Michigan State University Professor Daniel Gould has been recognized as the inaugural Gwendolyn Norrell Professor in Youth Sport and Student-Athlete Well-Being.
Gould, director of the Institute for the Study of Youth Sports, is a nationally recognized leader and scholar of sport psychology, coaching and student-athlete development.
“Dan has a distinguished record of research, teaching, mentorship, outreach and service,” said faculty from the selection committee. They noted his career was an ideal complement to the goals of the professorship: promoting athletes’ physical and psychological well-being and adaptive development. “His contributions on the disciplines of sport, exercise psychology and the wider field of youth sport have made an impressive impact.”
The professorship honors Gwendolyn Norrell, who was a nationally recognized proponent for student-athlete welfare, and a former MSU faculty member. The professorship was established in 2018 as part of the Empower Extraordinary campaign at MSU.
Gould’s work is known throughout the field—his publications, for example, have been cited more than 27,000 times and he has been asked to present his work in 35 countries around the world. He’s the co-author of a leading textbook, “Foundations of Sport and Exercise Psychology” (Human Kinetics), currently in its seventh edition. He’s served as editor, or part of the editorial board, for journals in psychology- and kinesiology-related fields. To date, 43 doctoral and 33 thesis-based master’s students have graduated with his mentorship.
Dan’s extraordinary record of work in youth sports makes him the perfect person to serve as the first Gwendolyn Norrell Professor. He has a distinguished record of drawing on research, including his own work, to improve the well-being of athletes, particularly through the education of coaches. He’s a shining example of our college’s commitment to using the best available research to transform lives.Dean Robert E. Floden
Outreach has been a pillar in his career, including serving on U.S. Olympic Committees, several national governing bodies and with community-based youth sport organizations. For more than a decade, he has worked with Detroit PAL, a nonprofit dedicated to giving kids safe and supportive places to play, and has helped to impact the lives of more than 12,000 children in the city. He has also been highly involved with the Michigan High School Athletic Association, helping the organization develop its coaching education and leadership training programs for student-athletes.
“I am passionate about conducting research on practical issues critical to those working in the world of sport and then working to translate what was learned to help sport stakeholders maximize the benefits of sport participation. Helping everyone involved reap the benefits of educational athletics is what I am most proud of,” Gould said.
He came to MSU in 1977, and was one of the first two tenure-line faculty members to be come part of the then-new Institute for the Study of Youth Sports in March 1979. Gould left MSU in 1982, but returned in 2004 as a professor and director for the Institute.
The professorship comes with funding for research to further the field, and Gould plans to expand upon two distinct areas of research: understanding and coaching Generation Z athletes, or those born after 1996, and leadership building through being a sport captain.
Dan’s influence on youth sport scholarship cannot be understated.
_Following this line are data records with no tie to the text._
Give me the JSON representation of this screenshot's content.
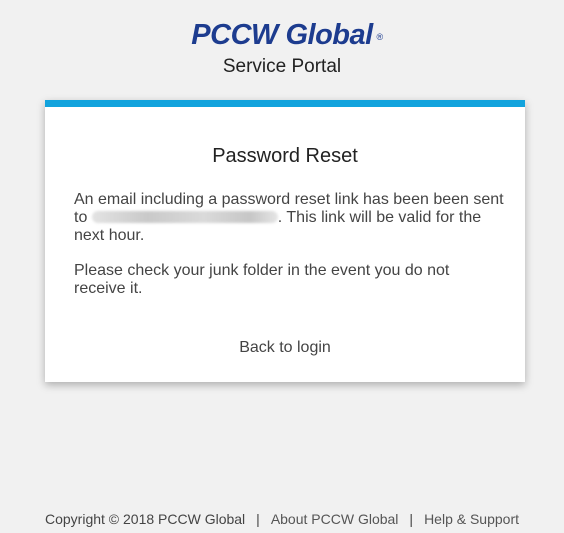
{
  "header": {
    "logo_text": "PCCW Global",
    "logo_mark": "®",
    "portal_title": "Service Portal"
  },
  "colors": {
    "logo": "#1d3c8f",
    "accent_bar": "#12a3dd",
    "background": "#f1f1f1"
  },
  "card": {
    "title": "Password Reset",
    "message_prefix": "An email including a password reset link has been been sent to ",
    "message_suffix": ". This link will be valid for the next hour.",
    "junk_notice": "Please check your junk folder in the event you do not receive it.",
    "back_link": "Back to login"
  },
  "footer": {
    "copyright": "Copyright © 2018 PCCW Global",
    "separator": "|",
    "about_link": "About PCCW Global",
    "help_link": "Help & Support"
  }
}
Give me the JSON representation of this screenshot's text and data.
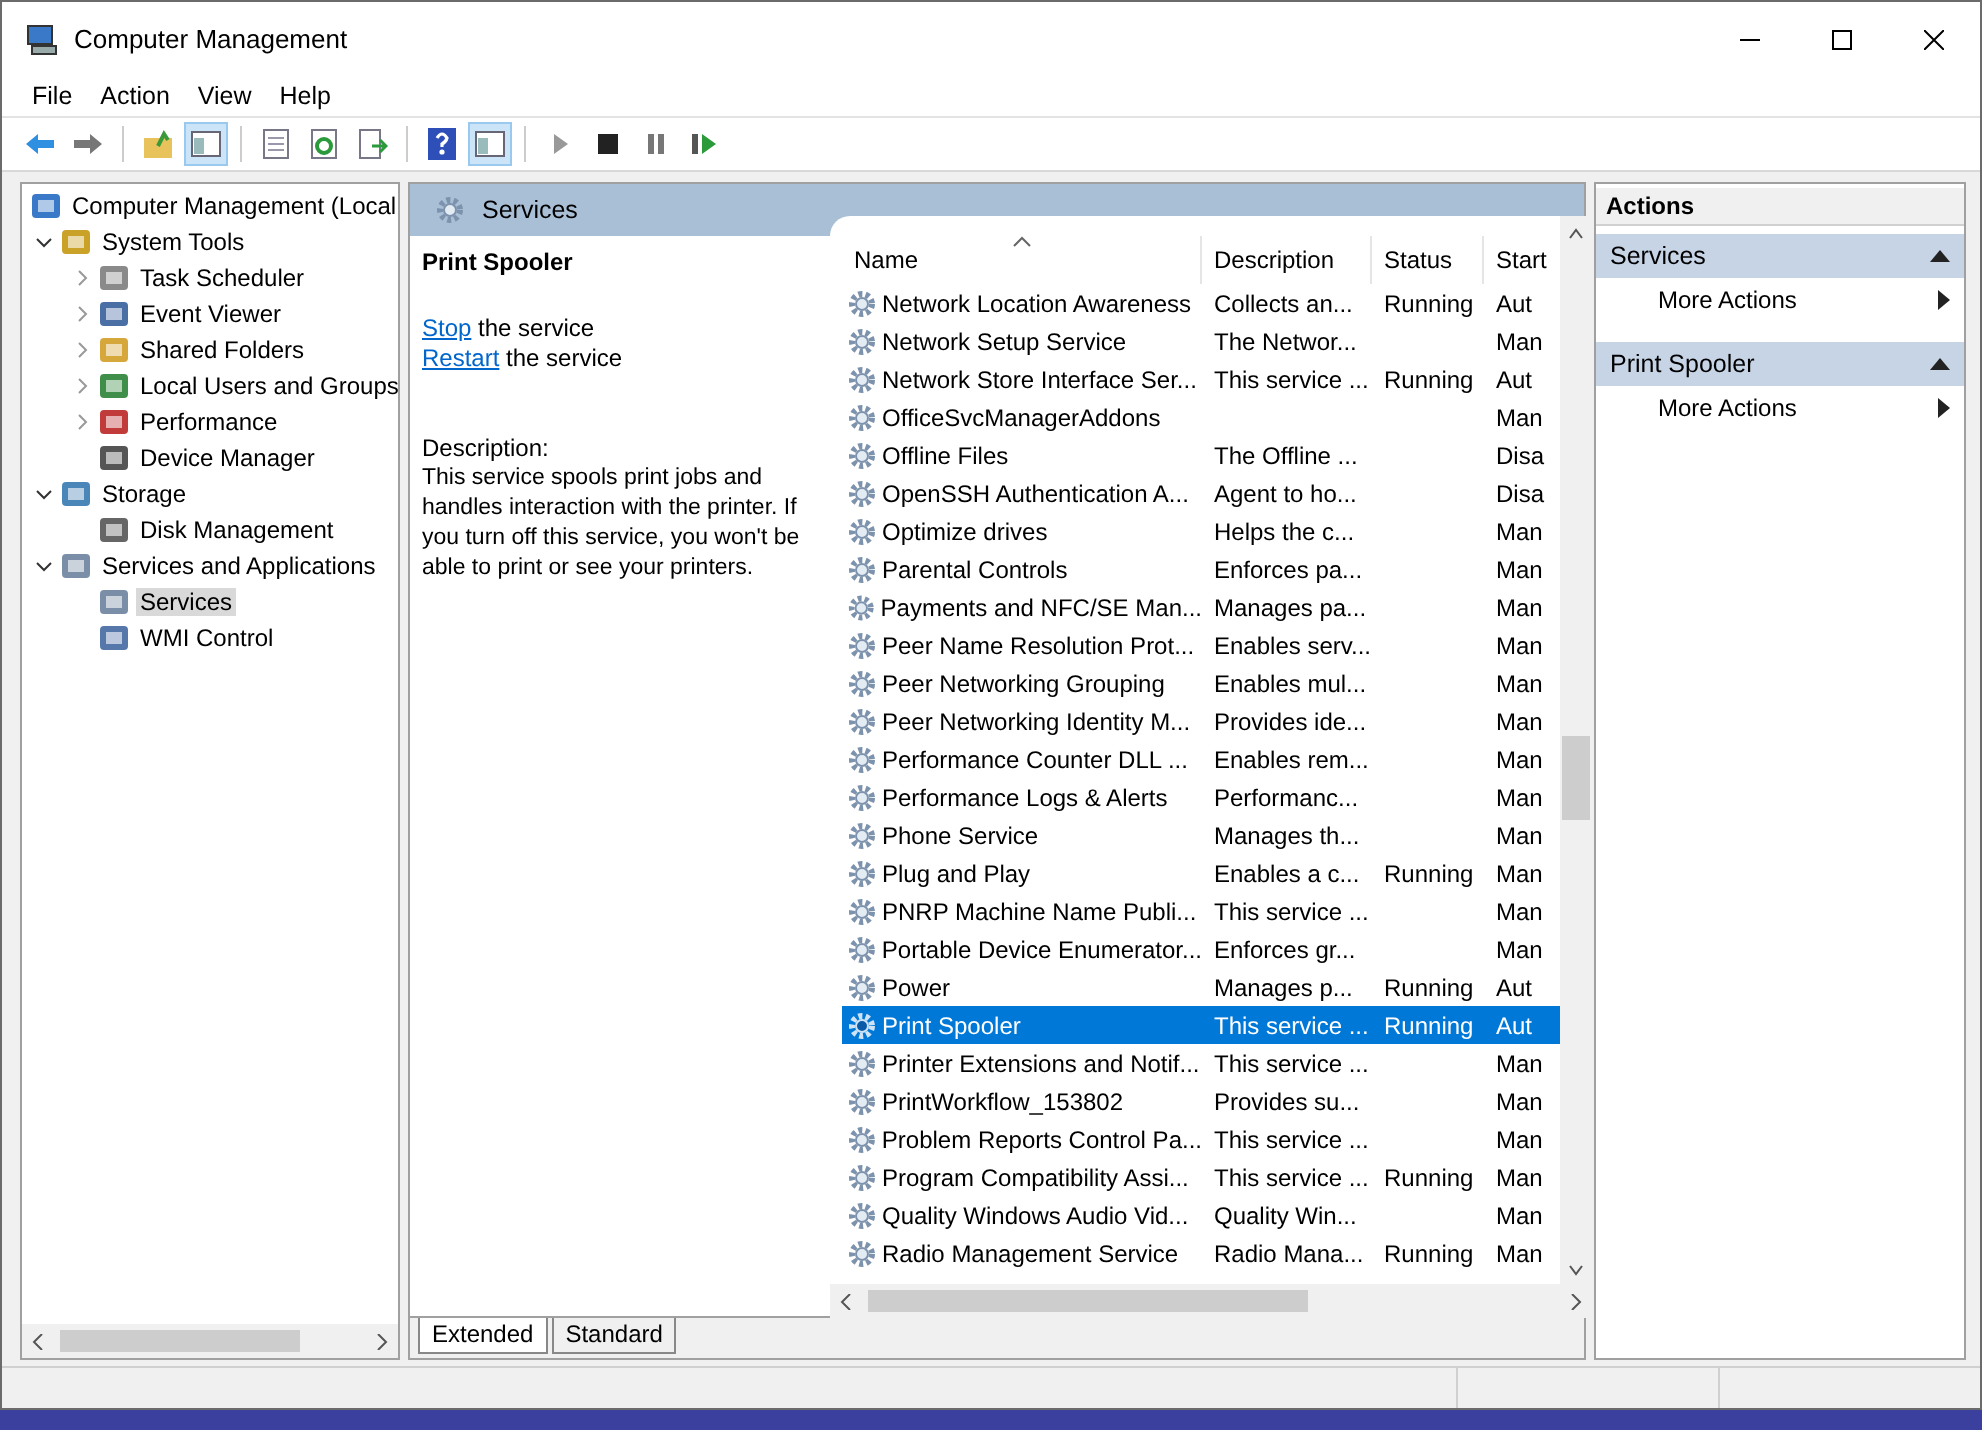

Through his productive research agenda, excellence in graduate student mentoring and undergraduate instruction, community-based outreach, and leadership of the Institute for the Study of Youth Sports, he has meaningfully advanced the promotion of healthy, safe, and transformational sport experiences for young people.Alan L. Smith, chairperson of the Department of Kinesiology
“Gen Z athletes are the first generation of youth who have grown up in a totally digital world,” he said.
They are skilled in technology, are well-educated—and, as Gould theorized, are thought to lack independence, have short attention spans and need frequent feedback. He wants to expand upon his previous research to examine how these characteristics might influence their coaches’ perceptions, challenges to working with Gen Z athletes and effective coaching strategies for helping those youth develop.
Additionally, Gould will further his research on examining how young people learn to lead through the sport team captaincy experience. What do these captains learn, and how might coaches help them get there? He’ll look into how training can be facilitated, and how lessons learned can be applied on and off the field.
Both avenues of research will continue throughout the three-year appointment for the professorship. Gould’s appointment is effective immediately, and continues through June 2022.
- The Institute for the Study of Youth Sports held a conference in 2018 marking 40 years of impact on the field.
- In 2019, the Institute hosted the fifth annual Summer Coaches’ School, with the theme of Coaching Today’s Athletes.
- Gould has received awards and honors for his outreach, including: the Detroit PAL Varner/Tenbusch Game Changer Award (2014), the MSU Outreach Scholarship Community Partnership Award (2013) and an honorary doctorate degree from Vrije Universiteit Brussel in Belgium (2009).
- Gould was named to the Science Board of the President’s Council on Fitness, Sports and Nutrition (2014-17).